If Kevin Durant’s blitz at the end of the fourth quarter Wednesday doesn’t finish as his signature moment of the 2011 playoffs, then may God have mercy on the Western Conference and my distressed vital organs.
There used to be a few candidates for the moment when KD stamped himself as a superstar in the NBA. There was no definitive answer. Winning his first league scoring title, leading the “B Team” to a World Championship, starting the All Star Game — all could be argued. But that debate ended Wednesday. NBA superstars make their names in the playoffs, and KD just made his. Scoring nine points in the final 3:24 of the series-clinching win over the Nuggets, along with a key block, is his moment.
For now, at least. The second round awaits, and Wednesday night was the kind that leaves you wanting more. And I’ll bet Durant feels the same way.
Durant’s run answered any possible nagging doubt you could have about his ability to take over just like he did against the Nuggets. The relatively poor shooting on iso sets late in games? Not a problem on Wednesday. Getting to his spots? Did so just fine, thank you. Getting separation from good defenders? Check. Making plays on defense? Ask J.R. Smith about that. Finding the open man instead of taking a bad shot? James Harden splashed his tying 3-pointer off a KD pass right before Durant’s finishing scoring run. Picking up his team on the offensive end and carrying it to a come-from-behind, pressure-packed victory? It just happened.
How many kids in Oklahoma are going to head out to the basketball goal in their driveway after school today and reenact Wednesday night’s comeback? I know that’s what I would have been doing at that age. I can’t tell you how many times I shot a fadeaway jumper in my driveway yelling, “Jordan …. YESSSSS!” with every made shot. I’m sure kids have been doing that routine with Durant in mind for awhile, but there will be more now. Game 5 will play out on Oklahoma driveways an untold number of times through the rest of the spring and summer.
The beauty of Wednesday’s Game 5 performance is that Durant seemed to lift his teammates along with him. It looked bleak when Denver took that late nine-point lead. I know my thoughts were already drifting to Game 6, and likely a Game 7. But the Thunder’s leader led them. Harden complemented his trey with a key block on Arron Afflalo. Serge Ibaka added two more blocks in the late run just when you thought he couldn’t possibly do more to change the game on that end. Everyone else was active, intense and ready. Russell Westbrook, who couldn’t buy a shot as he struggled mentally in the aftermath of his well-publicized struggles in Game 4, deferred to KD when it mattered most. (And, for the record, I will ride with Westbrook any time. Period.)
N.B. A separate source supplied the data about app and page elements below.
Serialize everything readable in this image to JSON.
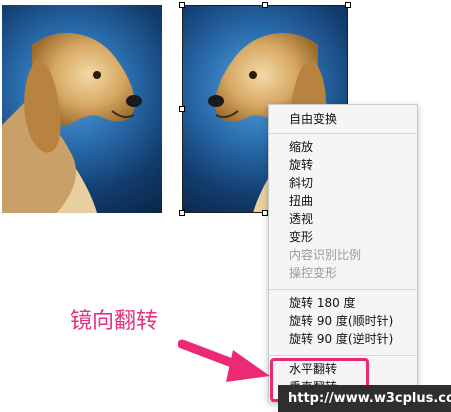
{
  "menu": {
    "items": [
      {
        "label": "自由变换",
        "disabled": false
      },
      {
        "label": "缩放",
        "disabled": false
      },
      {
        "label": "旋转",
        "disabled": false
      },
      {
        "label": "斜切",
        "disabled": false
      },
      {
        "label": "扭曲",
        "disabled": false
      },
      {
        "label": "透视",
        "disabled": false
      },
      {
        "label": "变形",
        "disabled": false
      },
      {
        "label": "内容识别比例",
        "disabled": true
      },
      {
        "label": "操控变形",
        "disabled": true
      },
      {
        "label": "旋转 180 度",
        "disabled": false
      },
      {
        "label": "旋转 90 度(顺时针)",
        "disabled": false
      },
      {
        "label": "旋转 90 度(逆时针)",
        "disabled": false
      },
      {
        "label": "水平翻转",
        "disabled": false
      },
      {
        "label": "垂直翻转",
        "disabled": false
      }
    ]
  },
  "annotation": {
    "text": "镜向翻转"
  },
  "watermark": {
    "text": "http://www.w3cplus.com"
  },
  "colors": {
    "accent": "#ea2a74",
    "annotation": "#e6327e"
  }
}
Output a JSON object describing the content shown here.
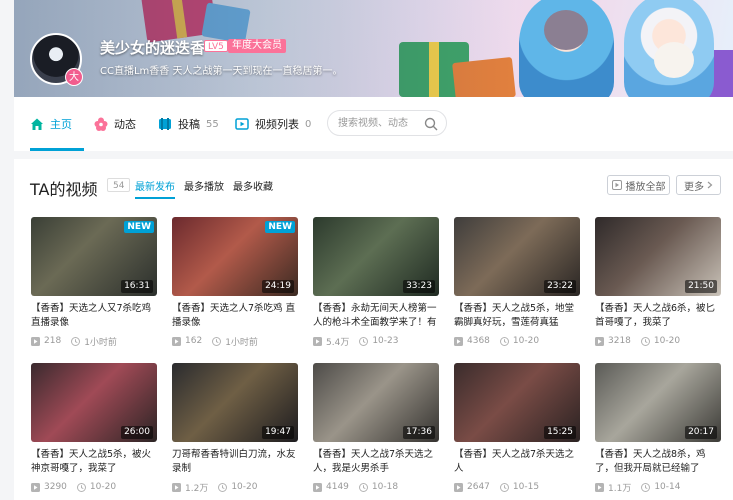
{
  "profile": {
    "name": "美少女的迷迭香",
    "level": "LV5",
    "vip": "年度大会员",
    "avatar_badge": "大",
    "sign": "CC直播Lm香香 天人之战第一天到现在一直稳居第一。"
  },
  "nav": {
    "items": [
      {
        "label": "主页",
        "count": "",
        "icon": "home-icon"
      },
      {
        "label": "动态",
        "count": "",
        "icon": "flower-icon"
      },
      {
        "label": "投稿",
        "count": "55",
        "icon": "upload-icon"
      },
      {
        "label": "视频列表",
        "count": "0",
        "icon": "playlist-icon"
      }
    ],
    "search_placeholder": "搜索视频、动态"
  },
  "section": {
    "title": "TA的视频",
    "count": "54",
    "sorts": [
      "最新发布",
      "最多播放",
      "最多收藏"
    ],
    "play_all": "播放全部",
    "more": "更多"
  },
  "videos": [
    {
      "title": "【香香】天选之人又7杀吃鸡直播录像",
      "duration": "16:31",
      "badge": "NEW",
      "plays": "218",
      "time": "1小时前"
    },
    {
      "title": "【香香】天选之人7杀吃鸡 直播录像",
      "duration": "24:19",
      "badge": "NEW",
      "plays": "162",
      "time": "1小时前"
    },
    {
      "title": "【香香】永劫无间天人榜第一人的枪斗术全面教学来了！有",
      "duration": "33:23",
      "badge": "",
      "plays": "5.4万",
      "time": "10-23"
    },
    {
      "title": "【香香】天人之战5杀，地堂霸脚真好玩，雪莲荷真猛",
      "duration": "23:22",
      "badge": "",
      "plays": "4368",
      "time": "10-20"
    },
    {
      "title": "【香香】天人之战6杀，被匕首哥嘎了，我菜了",
      "duration": "21:50",
      "badge": "",
      "plays": "3218",
      "time": "10-20"
    },
    {
      "title": "【香香】天人之战5杀，被火神京哥嘎了，我菜了",
      "duration": "26:00",
      "badge": "",
      "plays": "3290",
      "time": "10-20"
    },
    {
      "title": "刀哥帮香香特训白刀流，水友录制",
      "duration": "19:47",
      "badge": "",
      "plays": "1.2万",
      "time": "10-20"
    },
    {
      "title": "【香香】天人之战7杀天选之人，我是火男杀手",
      "duration": "17:36",
      "badge": "",
      "plays": "4149",
      "time": "10-18"
    },
    {
      "title": "【香香】天人之战7杀天选之人",
      "duration": "15:25",
      "badge": "",
      "plays": "2647",
      "time": "10-15"
    },
    {
      "title": "【香香】天人之战8杀，鸡了，但我开局就已经输了",
      "duration": "20:17",
      "badge": "",
      "plays": "1.1万",
      "time": "10-14"
    }
  ],
  "colors": {
    "accent": "#00a1d6",
    "pink": "#fb7299"
  }
}
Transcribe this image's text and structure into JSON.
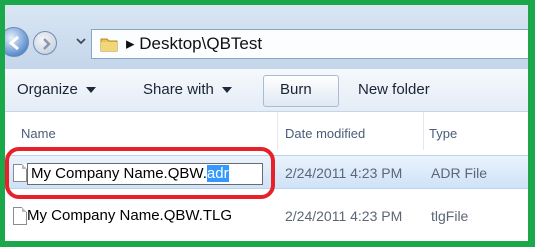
{
  "window": {
    "breadcrumb": "▸ Desktop\\QBTest"
  },
  "toolbar": {
    "organize": "Organize",
    "share_with": "Share with",
    "burn": "Burn",
    "new_folder": "New folder"
  },
  "columns": {
    "name": "Name",
    "date_modified": "Date modified",
    "type": "Type"
  },
  "files": [
    {
      "name_base": "My Company Name.QBW.",
      "name_ext": "adr",
      "date": "2/24/2011 4:23 PM",
      "type": "ADR File",
      "state": "renaming",
      "selected_text": "adr"
    },
    {
      "name": "My Company Name.QBW.TLG",
      "date": "2/24/2011 4:23 PM",
      "type": "tlgFile"
    }
  ],
  "colors": {
    "frame_border": "#1ba84a",
    "callout": "#e8202a",
    "selection": "#3399ff",
    "row_selected": "#cfe2f7"
  }
}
And though Durant was complimentary of the crowd, KD was the one who lifted Oklahoma City fans in the arena to a higher level. I predicted Wednesday that the Game 5 crowd would be the loudest in the city’s history. Except for the final four minutes or so, I could not have been more wrong. The crowd sucked for most of the game, to put it bluntly. For a few possessions at the beginning, it was a normal still-the-Ford Center playoff crowd. But for most of the rest of the night, the crowd was too nervous to truly affect the game. “DE-FENSE” chants were half-hearted. The roars came on made shots, but the anguished screams from bad misses added to the tension in the arena. Only when Durant rose to the occasion late in the game did the crowd do the same.
What happened Wednesday was what Thunder fans have dreamed of since the last half of the team’s inaugural season here when it became evident that OKC had some fight and some real promise. Our superstar played like one when his team, and his fans, needed him the most.
But we’re not done yet. The chance for more heroics will begin as soon as the Grizzlies and Spurs decide their series. As scintillating as Durant’s performance was Wednesday, the best may be yet to come. Sign me up for that.